§ Task directions
Some lines below hold "Northside". Pick them out and copy them.
• • • • •
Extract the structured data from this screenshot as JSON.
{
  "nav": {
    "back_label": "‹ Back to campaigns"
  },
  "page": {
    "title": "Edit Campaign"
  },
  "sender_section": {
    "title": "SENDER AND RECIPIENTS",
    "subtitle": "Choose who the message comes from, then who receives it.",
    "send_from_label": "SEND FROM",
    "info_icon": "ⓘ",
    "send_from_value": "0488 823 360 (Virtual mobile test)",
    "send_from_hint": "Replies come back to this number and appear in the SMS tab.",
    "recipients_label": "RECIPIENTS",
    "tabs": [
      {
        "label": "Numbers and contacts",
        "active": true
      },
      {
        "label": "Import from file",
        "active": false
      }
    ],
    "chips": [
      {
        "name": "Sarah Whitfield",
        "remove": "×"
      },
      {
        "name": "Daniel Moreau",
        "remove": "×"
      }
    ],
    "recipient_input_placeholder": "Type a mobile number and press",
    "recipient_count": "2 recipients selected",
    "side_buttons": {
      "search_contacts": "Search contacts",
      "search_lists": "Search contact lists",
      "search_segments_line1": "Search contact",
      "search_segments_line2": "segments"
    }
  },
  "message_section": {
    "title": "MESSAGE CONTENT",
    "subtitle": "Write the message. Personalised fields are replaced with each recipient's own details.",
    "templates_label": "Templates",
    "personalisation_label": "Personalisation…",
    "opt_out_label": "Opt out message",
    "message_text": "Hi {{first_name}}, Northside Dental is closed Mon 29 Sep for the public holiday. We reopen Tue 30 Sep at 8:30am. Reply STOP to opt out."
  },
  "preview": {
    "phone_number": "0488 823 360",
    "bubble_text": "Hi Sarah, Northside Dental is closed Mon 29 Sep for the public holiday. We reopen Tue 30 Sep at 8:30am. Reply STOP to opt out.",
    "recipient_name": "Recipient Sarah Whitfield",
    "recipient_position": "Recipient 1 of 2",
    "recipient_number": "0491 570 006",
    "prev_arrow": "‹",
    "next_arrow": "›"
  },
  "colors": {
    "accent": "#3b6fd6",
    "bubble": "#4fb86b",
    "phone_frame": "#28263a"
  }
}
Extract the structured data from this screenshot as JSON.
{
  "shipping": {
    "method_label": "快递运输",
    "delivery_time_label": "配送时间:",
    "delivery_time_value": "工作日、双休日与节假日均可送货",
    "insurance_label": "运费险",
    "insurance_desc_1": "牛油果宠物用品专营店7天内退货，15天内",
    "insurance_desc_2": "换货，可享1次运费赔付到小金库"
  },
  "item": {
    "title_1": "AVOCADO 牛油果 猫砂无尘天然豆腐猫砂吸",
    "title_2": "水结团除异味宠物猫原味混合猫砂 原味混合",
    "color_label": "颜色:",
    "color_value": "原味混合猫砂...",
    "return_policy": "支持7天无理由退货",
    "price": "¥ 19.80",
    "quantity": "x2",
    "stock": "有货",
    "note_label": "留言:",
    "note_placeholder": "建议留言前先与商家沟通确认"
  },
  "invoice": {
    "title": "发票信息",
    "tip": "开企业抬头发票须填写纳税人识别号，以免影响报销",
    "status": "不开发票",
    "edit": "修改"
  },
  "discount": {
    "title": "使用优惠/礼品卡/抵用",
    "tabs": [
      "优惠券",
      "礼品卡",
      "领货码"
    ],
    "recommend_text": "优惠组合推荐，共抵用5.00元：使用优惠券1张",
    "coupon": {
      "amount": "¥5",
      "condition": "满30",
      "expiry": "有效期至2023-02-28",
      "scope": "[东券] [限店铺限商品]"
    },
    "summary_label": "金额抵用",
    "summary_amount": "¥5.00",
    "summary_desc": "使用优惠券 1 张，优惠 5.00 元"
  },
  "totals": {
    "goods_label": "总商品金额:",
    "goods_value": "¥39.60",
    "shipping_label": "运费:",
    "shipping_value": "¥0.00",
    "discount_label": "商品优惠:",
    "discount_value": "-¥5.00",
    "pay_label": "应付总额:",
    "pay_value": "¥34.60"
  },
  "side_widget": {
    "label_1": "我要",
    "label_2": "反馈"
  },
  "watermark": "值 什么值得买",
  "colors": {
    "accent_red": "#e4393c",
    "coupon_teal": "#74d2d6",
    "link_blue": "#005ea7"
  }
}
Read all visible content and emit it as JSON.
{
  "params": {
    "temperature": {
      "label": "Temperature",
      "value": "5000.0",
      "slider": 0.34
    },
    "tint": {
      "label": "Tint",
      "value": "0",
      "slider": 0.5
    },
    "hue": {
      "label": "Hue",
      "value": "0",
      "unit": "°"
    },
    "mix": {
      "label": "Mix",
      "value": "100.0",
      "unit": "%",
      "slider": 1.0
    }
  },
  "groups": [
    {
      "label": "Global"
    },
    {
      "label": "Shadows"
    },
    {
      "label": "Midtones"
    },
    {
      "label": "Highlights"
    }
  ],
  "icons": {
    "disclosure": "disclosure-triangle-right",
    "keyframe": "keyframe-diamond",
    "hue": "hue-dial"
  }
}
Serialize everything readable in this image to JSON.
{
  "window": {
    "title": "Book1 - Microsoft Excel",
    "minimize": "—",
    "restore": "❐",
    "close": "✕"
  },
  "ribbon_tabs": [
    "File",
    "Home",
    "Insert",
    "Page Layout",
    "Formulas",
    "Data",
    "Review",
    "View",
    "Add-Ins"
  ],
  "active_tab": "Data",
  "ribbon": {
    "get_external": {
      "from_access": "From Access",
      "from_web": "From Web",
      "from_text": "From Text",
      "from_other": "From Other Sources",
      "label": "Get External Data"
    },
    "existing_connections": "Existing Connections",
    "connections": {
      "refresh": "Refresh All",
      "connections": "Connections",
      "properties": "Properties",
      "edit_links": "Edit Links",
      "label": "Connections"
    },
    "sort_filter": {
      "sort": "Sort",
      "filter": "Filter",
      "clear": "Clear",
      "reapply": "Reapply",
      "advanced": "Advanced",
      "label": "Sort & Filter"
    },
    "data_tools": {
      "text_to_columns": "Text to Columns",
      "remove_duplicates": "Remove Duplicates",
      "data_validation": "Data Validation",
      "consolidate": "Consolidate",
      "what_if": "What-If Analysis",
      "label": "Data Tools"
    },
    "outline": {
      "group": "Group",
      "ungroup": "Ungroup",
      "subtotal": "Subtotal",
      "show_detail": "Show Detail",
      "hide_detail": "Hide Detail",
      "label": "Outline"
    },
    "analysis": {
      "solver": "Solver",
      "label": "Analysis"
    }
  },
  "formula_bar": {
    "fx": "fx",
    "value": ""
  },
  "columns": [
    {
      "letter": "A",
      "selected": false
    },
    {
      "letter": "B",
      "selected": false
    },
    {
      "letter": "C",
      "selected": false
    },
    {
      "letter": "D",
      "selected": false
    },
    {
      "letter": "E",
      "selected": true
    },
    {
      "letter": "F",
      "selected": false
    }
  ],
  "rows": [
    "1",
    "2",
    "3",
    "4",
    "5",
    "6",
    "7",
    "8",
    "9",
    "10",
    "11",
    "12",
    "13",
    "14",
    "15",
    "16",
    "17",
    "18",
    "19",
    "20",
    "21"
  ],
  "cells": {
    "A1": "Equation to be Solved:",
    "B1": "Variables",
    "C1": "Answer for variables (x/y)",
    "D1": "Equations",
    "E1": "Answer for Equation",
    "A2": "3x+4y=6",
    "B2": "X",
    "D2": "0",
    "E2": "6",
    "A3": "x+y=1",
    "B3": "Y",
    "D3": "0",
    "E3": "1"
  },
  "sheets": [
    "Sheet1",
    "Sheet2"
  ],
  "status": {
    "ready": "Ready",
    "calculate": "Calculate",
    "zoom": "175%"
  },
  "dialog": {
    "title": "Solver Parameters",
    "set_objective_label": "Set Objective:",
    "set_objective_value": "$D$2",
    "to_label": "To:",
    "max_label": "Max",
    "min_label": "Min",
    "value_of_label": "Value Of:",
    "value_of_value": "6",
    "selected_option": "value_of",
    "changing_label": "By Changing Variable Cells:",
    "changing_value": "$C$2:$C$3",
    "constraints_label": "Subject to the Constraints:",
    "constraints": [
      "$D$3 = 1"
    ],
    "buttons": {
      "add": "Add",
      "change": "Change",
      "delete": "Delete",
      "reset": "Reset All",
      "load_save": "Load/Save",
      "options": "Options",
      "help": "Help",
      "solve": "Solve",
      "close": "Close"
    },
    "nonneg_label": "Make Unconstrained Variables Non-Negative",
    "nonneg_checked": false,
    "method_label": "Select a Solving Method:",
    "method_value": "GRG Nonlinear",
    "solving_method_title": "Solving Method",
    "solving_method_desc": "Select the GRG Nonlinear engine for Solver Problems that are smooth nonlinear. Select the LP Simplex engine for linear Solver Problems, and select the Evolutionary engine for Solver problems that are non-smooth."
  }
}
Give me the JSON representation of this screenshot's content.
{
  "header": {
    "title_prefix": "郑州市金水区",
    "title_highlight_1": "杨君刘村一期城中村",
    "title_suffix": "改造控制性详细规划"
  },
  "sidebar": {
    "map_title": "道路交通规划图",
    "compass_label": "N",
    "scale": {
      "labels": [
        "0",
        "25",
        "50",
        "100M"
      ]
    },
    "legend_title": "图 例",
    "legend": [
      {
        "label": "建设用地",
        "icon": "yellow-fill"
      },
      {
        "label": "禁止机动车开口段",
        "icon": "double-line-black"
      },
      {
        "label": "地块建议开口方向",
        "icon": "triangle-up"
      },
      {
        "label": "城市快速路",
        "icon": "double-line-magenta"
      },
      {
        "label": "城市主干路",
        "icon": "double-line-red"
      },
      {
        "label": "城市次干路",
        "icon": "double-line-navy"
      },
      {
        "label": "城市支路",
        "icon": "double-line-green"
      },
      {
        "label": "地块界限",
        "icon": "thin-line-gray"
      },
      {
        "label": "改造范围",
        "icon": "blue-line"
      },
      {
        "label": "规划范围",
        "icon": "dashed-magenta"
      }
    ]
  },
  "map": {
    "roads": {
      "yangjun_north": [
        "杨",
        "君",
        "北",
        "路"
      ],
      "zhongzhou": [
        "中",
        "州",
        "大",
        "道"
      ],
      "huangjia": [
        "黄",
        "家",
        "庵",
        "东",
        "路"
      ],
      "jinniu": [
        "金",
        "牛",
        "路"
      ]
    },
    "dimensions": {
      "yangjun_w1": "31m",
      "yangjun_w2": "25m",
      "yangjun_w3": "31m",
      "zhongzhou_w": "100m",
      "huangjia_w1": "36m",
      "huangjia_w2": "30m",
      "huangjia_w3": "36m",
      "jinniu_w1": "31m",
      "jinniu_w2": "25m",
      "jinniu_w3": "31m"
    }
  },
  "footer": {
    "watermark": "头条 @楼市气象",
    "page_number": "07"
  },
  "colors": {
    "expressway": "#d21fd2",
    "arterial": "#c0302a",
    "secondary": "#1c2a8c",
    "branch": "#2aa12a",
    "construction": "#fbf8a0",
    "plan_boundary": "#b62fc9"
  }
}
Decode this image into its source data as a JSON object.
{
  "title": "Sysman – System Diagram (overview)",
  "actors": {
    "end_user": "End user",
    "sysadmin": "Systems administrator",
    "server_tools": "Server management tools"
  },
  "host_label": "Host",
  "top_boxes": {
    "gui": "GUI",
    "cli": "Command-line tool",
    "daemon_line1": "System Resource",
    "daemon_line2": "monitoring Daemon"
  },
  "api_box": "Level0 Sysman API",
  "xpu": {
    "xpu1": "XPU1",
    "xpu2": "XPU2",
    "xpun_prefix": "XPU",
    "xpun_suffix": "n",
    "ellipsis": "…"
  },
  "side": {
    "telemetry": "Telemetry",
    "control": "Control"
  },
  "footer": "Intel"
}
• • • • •
§ Output for this exercise
    "message_text": "Hi {{first_name}}, Northside Dental is closed Mon 29 Sep for the public holiday. We reopen Tue 30 Sep at 8:30am. Reply STOP to opt out."
    "bubble_text": "Hi Sarah, Northside Dental is closed Mon 29 Sep for the public holiday. We reopen Tue 30 Sep at 8:30am. Reply STOP to opt out.",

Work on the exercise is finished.